What Will Future Ag Health Studies Say?

What Will Future Ag Health Studies Say?

For nearly three decades, the Agricultural Health Study (AHS) has publicized new results about the effects of pesticides on applicators and their families.

It’s a sure bet that in 20 or 30 years, more chemicals will be found to negatively affect human health.

Don’t wait for a study to tell you to work more safely around chemicals. Adjust your thinking now: Be proactive and protect yourself with proper personal protective equipment (PPE). Regardless of whether the label calls for it. Regardless of whose study is cited.

A key AHS safety principle bears repeating: Wear PPE to protect skin, lungs, and eyes from pesticide exposure.

Illustration of how pesticides enter the body
Figure 1. How pesticides enter the body.

Pesticides can enter the body in three ways (Figure 1):

  1. orally, through the mouth;
  2. by inhaling, through the lungs; and
  3. dermally, through the skin or eyes. This is the most common way applicators come into contact with pesticides.

The pesticide label notes what PPE needs to be worn to be safe. At a minimum, though, PPE is a long-sleeved shirt, long pants, shoes, socks, and gloves. Goggles and respirators for eye and lung protection also may be required by the label. Even if the label doesn’t call for particular PPE, use common sense and protect yourself. Cover your skin. Protect your eyes and lungs.

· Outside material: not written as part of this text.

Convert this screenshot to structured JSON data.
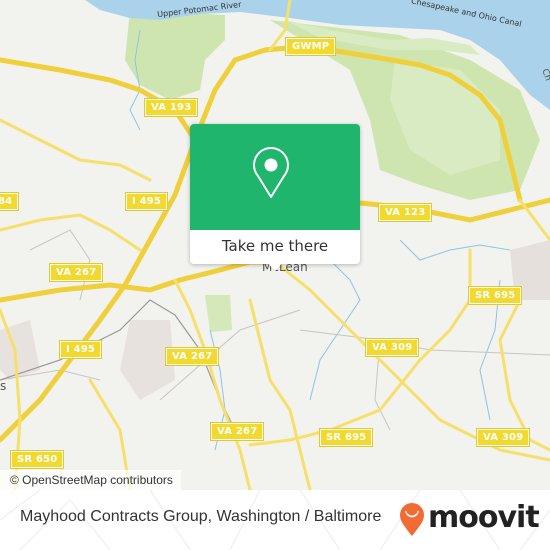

If the label does call for particular PPE, wear it. The label is the law.